There are several toys and accessories that you can buy for your bird. Some commonly purchased toys for birds include beads, bells, mirrors, and nuts. These toys can be filled with different types of bird treats and food and some may even allow birds to chew on them, which are ideal for birds who spend long hours inside cages to channel their energies.

Commonly used materials to make bird accessories and toys are rope, metal, straw, hardwood, softwood, coconut shells and plastic. Some bird owners have also found that watching TV or listening to the radio can be helpful to keep birds’ brains engaged.

Move Your Bird’s Cage if Required

While frequent changing of the location your bird’s cage is not advised. Sometimes, moving the cage to a new location may be just what your pet bird needs.

Several birds are scared when they hear loud noises and frightening sounds. The sound of thunder and loud noises made by other animals in the vicinity can make birds feel anxious. If you see that your bird is having problems staying calm and collected in noisy environments, you should shift the cage to a location that offers the bird more peace.

If you see that your bird is exhibiting signs and symptoms of bird depression after you have relocated its cage, then you should move it back to its previous location.
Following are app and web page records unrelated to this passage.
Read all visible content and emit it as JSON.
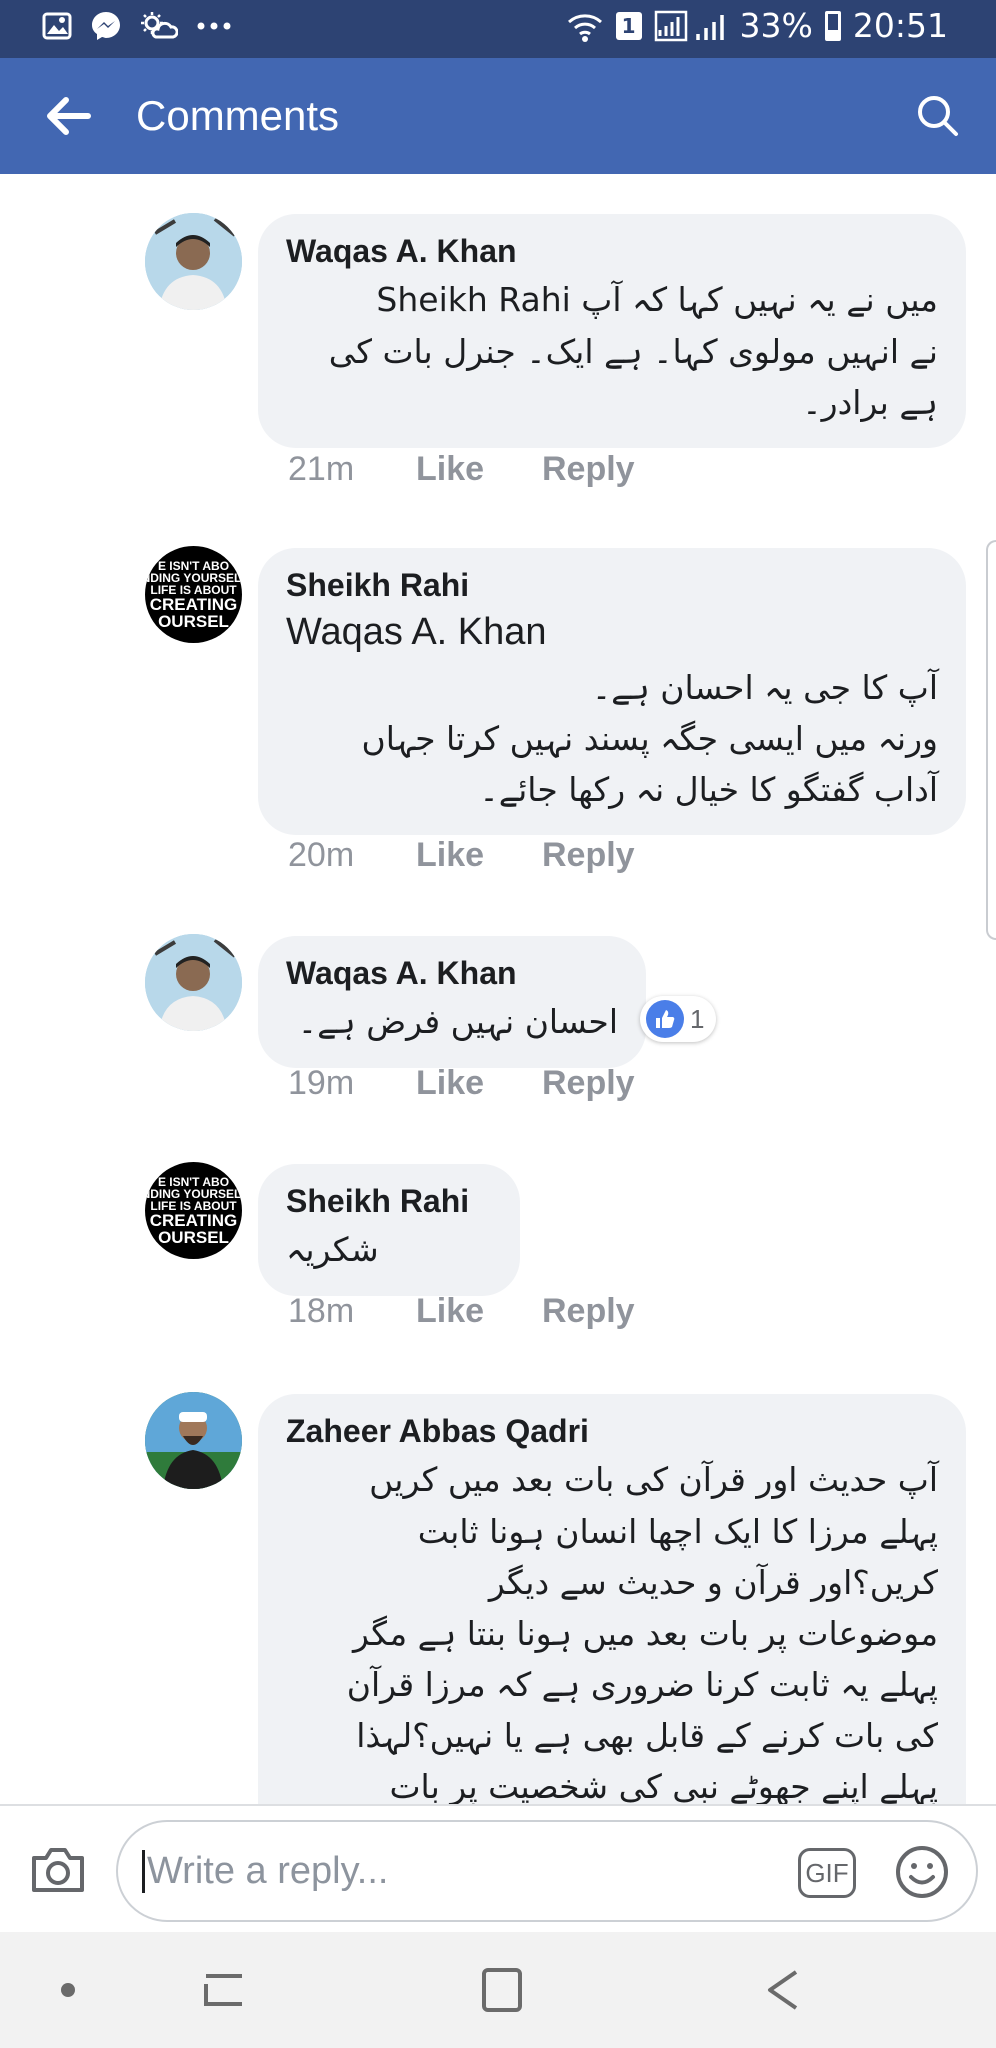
{
  "status_bar": {
    "sim_badge": "1",
    "battery": "33%",
    "time": "20:51",
    "icons": [
      "gallery-icon",
      "messenger-icon",
      "weather-icon",
      "more-dots-icon",
      "wifi-icon",
      "signal-icon",
      "battery-icon"
    ]
  },
  "header": {
    "title": "Comments",
    "back_icon": "arrow-left-icon",
    "search_icon": "search-icon"
  },
  "comments": [
    {
      "author": "Waqas A. Khan",
      "text": "میں نے یہ نہیں کہا کہ آپ Sheikh Rahi\nنے انہیں مولوی کہا۔ ہے ایک۔ جنرل بات کی\nہے برادر۔",
      "time": "21m",
      "like_label": "Like",
      "reply_label": "Reply"
    },
    {
      "author": "Sheikh Rahi",
      "mention": "Waqas A. Khan",
      "text": "آپ کا جی یہ احسان ہے۔\nورنہ میں ایسی جگہ پسند نہیں کرتا جہاں\nآداب گفتگو کا خیال نہ رکھا جائے۔",
      "time": "20m",
      "like_label": "Like",
      "reply_label": "Reply"
    },
    {
      "author": "Waqas A. Khan",
      "text": "احسان نہیں فرض ہے۔",
      "time": "19m",
      "like_label": "Like",
      "reply_label": "Reply",
      "reaction_count": "1"
    },
    {
      "author": "Sheikh Rahi",
      "text": "شکریہ",
      "time": "18m",
      "like_label": "Like",
      "reply_label": "Reply"
    },
    {
      "author": "Zaheer Abbas Qadri",
      "text": "آپ  حدیث اور قرآن کی بات بعد میں کریں\nپہلے مرزا کا ایک اچھا انسان ہونا ثابت\nکریں؟اور قرآن و حدیث سے دیگر\nموضوعات پر بات بعد میں ہونا بنتا ہے مگر\nپہلے یہ ثابت کرنا ضروری ہے کہ مرزا قرآن\nکی بات کرنے کے قابل بھی ہے یا نہیں؟لہذا\nپہلے اپنے جھوٹے نبی کی شخصیت پر بات"
    }
  ],
  "avatar_text": {
    "line1": "E ISN'T ABO",
    "line2": "INDING YOURSELF",
    "line3": "LIFE IS ABOUT",
    "line4": "CREATING",
    "line5": "OURSEL"
  },
  "composer": {
    "placeholder": "Write a reply...",
    "gif_label": "GIF",
    "camera_icon": "camera-icon",
    "emoji_icon": "emoji-icon"
  },
  "nav_bar": {
    "icons": [
      "dot-icon",
      "recent-apps-icon",
      "home-icon",
      "back-icon"
    ]
  },
  "colors": {
    "status_bar": "#2d4373",
    "header": "#4267b2",
    "bubble": "#f0f2f5",
    "meta_text": "#90949c",
    "like_badge": "#4a7ee8"
  }
}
Acclimatization through Positive Reinforcement Training

Avian veterinarians are adept providers of positive reinforcement training, a technique that can help birds acclimatize to new environments and changes, preventing bird depression in the process.

Positive reinforcement training can be incredibly beneficial, particularly if you have brought another pet home or if there is a new member of your family. Even though this training happens slowly and steadily, it can help your pet bird to stay calm, composed and confident in situations that may have triggered bird depression in the past.
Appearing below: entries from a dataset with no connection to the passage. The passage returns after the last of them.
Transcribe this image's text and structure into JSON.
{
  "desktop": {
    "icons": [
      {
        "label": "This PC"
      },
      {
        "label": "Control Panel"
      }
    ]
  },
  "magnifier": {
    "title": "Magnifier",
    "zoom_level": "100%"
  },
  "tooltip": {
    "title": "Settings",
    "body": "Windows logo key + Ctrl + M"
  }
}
Ultimately, the lesson that bird owners need to learn from this guide is simple; you have to devote time to your pet bird and also understand their personality traits. While doing these things does not guarantee that your pet bird will steer clear from bird depression, it will surely help your bird stay happy and healthy. 


Remember, your pet bird is not just a possession for you to show off. It is a living, breathing and highly emotional being just like you that has its own social and emotional needs. Understanding these needs and catering to them are the ways to keep them in a good state, both physically and mentally.